Baritone Michael Weyandt continues to engage audiences with his “virile, ardent” singing and “notable characterizations” in a repertoire that spans from Handel’s earliest to living composers’ latest works.
He most recently made his first appearance with the acclaimed International Contemporary Ensemble in the posthumous premier of Pauline Oliveros’s and IONE’s “phantom opera,” The Nubian Word for Flowers. He also recently debuted with New York City Opera in Angels in America and Hawaii Opera Theater in La Bohème, the premiere of a new work with his multidisciplinary troupe the Atelier at Brooklyn’s Resonant Bodies Festival, performances of Eight Songs for a Mad King and Kagel with the Talea Ensemble, and the staged premiere of selections from When Adonis Calls for Opera America’s New Works Forum.
2015-2016 saw the performance and premiere of new works, including When Adonis Calls with Operamission (recently selected by Opera America for a 2017 fellowship); American Opera Projects’ Composers and the Voice series; a concert at National Sawdust of recent and upcoming operatic works, with American Lyric Theater; and concerts with the Da Capo Chamber Players at Merkin Hall and Bard.
His recent roles include Marcello and Schaunard in La Bohème with Lyric Opera of Virginia and Dicapo Opera Theater. He also worked on Gotham Chamber Opera’s innovative double-bill of Monteverdi’s Il combattimento di Tancredi e Clorinda and the world-premiere of Lembit Beecher’s I Have No Stories to Tell You. He then sang the world-premiere of Edward Hamel’s Approach Prune Destroy Begin with the renowned Talea Ensemble at the 2014 MATA Festival in New York City. In Europe, he performed as soloist with the Copenhagen Oratorio Choir in the Bach Christmas Oratorio and Handel’s Messiah, and also toured Lithuania with pianist Justas Servenikas in a recital featuring Schumann’s Dichterliebe and Barber’s Hermit Songs.
In the 2012-2013 season, he appeared as Schaunard in La Bohème with Opera Tampa and Maximilian in Fresno Grand Opera’s production of Candide. His performance in the North American premiere of Handel’s first opera, Almira, with Operamission in New York City, described by Anthony Tommasini of The New York Times as “movingly performed”. He also sang debuts with Bourbon Baroque in Rameau’s Les Sauvages and with the new music vocal ensemble Ekmeles in a premiere by New York composer Randy Gibson, and won the Art Song Preservation Society of New York’s Mary Trueman Vocal Arts Competition.
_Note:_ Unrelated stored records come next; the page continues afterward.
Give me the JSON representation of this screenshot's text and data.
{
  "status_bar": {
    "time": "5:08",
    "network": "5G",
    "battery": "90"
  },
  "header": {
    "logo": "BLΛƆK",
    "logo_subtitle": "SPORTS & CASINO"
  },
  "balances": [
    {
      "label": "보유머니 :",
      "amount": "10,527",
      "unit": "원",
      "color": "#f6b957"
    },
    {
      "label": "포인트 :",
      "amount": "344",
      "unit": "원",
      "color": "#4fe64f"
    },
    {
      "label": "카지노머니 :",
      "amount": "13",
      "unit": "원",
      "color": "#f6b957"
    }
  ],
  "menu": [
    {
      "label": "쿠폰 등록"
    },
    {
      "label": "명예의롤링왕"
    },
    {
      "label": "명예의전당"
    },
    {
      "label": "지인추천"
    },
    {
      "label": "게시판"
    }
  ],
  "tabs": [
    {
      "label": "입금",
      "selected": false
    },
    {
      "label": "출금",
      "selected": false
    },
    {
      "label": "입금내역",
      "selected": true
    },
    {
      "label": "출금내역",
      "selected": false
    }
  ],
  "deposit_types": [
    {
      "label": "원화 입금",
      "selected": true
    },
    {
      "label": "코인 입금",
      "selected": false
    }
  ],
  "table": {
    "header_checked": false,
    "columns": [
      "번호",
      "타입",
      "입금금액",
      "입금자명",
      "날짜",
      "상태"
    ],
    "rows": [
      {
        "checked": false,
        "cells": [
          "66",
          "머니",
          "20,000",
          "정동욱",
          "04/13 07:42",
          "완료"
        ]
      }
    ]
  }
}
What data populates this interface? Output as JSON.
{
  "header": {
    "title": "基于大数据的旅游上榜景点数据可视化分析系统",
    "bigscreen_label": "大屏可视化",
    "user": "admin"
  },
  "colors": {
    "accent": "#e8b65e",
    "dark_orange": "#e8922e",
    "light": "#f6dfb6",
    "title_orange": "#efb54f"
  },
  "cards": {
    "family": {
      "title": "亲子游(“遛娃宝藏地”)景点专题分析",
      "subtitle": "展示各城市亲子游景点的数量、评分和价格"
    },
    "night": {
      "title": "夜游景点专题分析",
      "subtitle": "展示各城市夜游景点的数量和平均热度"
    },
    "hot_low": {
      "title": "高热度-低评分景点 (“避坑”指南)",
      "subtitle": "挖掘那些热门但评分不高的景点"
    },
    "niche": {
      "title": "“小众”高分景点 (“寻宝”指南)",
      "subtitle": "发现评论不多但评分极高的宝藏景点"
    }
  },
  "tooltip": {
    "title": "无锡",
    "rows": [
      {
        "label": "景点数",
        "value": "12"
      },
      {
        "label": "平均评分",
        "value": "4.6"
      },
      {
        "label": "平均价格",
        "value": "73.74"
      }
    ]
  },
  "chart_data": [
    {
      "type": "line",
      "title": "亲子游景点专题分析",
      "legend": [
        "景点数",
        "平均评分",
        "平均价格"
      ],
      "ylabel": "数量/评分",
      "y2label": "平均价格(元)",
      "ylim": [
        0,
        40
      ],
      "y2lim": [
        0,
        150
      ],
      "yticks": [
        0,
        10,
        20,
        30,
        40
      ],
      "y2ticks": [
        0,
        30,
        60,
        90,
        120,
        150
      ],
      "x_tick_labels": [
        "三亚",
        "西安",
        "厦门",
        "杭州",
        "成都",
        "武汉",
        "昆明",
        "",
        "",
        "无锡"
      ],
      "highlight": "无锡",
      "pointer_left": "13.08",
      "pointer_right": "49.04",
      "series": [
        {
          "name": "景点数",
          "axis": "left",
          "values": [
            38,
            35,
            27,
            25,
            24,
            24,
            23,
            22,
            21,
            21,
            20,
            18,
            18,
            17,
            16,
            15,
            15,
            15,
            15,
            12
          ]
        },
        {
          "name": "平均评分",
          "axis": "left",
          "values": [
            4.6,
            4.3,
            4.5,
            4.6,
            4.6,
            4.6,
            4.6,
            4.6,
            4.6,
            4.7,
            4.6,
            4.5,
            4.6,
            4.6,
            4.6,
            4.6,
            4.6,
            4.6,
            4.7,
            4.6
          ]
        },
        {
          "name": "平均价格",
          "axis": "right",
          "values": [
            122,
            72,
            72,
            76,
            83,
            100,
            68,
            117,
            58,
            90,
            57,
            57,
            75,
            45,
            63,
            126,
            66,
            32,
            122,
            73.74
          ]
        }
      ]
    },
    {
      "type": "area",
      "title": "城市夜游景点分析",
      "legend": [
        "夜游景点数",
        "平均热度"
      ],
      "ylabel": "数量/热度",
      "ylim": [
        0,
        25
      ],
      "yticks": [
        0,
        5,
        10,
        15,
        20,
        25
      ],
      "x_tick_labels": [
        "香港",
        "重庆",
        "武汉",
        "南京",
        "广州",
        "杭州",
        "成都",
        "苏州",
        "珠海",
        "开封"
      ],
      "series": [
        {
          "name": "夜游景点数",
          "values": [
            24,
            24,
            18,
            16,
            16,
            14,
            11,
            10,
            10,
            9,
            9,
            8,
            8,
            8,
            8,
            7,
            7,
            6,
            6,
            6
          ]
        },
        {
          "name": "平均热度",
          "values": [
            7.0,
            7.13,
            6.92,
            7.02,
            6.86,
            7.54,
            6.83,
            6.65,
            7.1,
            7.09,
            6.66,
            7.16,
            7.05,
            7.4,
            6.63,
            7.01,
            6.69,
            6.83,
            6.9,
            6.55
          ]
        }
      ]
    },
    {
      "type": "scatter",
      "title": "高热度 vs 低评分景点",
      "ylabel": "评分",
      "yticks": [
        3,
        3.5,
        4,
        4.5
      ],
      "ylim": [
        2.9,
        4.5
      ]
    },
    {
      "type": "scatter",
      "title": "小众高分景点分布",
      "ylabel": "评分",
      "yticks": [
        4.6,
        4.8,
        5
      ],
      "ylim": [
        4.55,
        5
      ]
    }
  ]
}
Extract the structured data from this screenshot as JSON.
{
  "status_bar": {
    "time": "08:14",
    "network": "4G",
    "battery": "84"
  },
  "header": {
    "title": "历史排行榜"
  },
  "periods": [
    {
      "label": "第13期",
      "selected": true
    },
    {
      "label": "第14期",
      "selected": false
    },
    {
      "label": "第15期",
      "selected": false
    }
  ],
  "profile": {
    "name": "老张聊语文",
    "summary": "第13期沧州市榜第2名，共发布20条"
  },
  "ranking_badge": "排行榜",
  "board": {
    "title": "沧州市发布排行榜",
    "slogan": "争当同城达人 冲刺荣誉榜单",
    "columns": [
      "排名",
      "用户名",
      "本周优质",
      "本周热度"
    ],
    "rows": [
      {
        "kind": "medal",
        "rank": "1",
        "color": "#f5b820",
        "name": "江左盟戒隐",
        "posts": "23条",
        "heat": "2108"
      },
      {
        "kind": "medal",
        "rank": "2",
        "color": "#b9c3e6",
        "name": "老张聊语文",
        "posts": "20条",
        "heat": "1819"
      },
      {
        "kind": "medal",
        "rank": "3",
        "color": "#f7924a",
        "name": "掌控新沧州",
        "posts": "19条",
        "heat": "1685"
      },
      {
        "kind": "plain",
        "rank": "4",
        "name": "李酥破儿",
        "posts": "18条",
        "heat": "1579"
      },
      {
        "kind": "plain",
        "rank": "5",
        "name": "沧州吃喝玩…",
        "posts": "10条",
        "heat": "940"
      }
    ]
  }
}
In 2011, Mr. Weyandt appeared with Maestro Lorin Maazel as Junius in The Rape of Lucretia, at Cal Performances in Berkeley, California. He then traveled to Maestro Maazel’s Castleton Festival to reprise his role as Marco in Gianni Schicchi, and appeared as Brother in Kurt Weill’s The Seven Deadly Sins. He returned to New York to perform Schaunard in Operamission’s La Bohème, followed by his first Count Almaviva in an outdoor performance of Acts I and II of Le nozze di Figaro, also with Operamission. He also premiered a work by composer Clara Latham with New York’s acclaimed Talea Ensemble, appeared in readings for Daniel Asia’s opera The Tin Angel with the Center for Contemporary Opera, and performed Mohammed Fairouz’s 2010 song cycle Furia, for baritone and chamber orchestra, with Ensemble 212.
In 2009-2010, Mr. Weyandt made his role debut as Masetto at the Tanglewood Music Festival, under the direction of Maestro James Levine. He then performed his first Belcore in L’elisir d’amore with Vera Musica, Ltd, followed by his role as Lockit the Jailer in Benjamin Britten’s reworking of The Beggar’s Opera and Marco in Gianni Schicchi, at Maestro Maazel’s Castleton Festival. That year he was also a prizewinner in the Liederkranz Vocal Competition’s General Opera division.
2007-2008 began a series of important engagements, beginning with the United States premiere of Olga Neuwirth’s opera Lost Highway, after the David Lynch film, at Columbia University’s Miller Theater. Mr. Weyandt then performed Guglielmo at the Tanglewood Music Center, with Maestro Levine conducting. During these years, he also began teaching in rural China, Shanxi Province, where he spent four semesters in between engagements.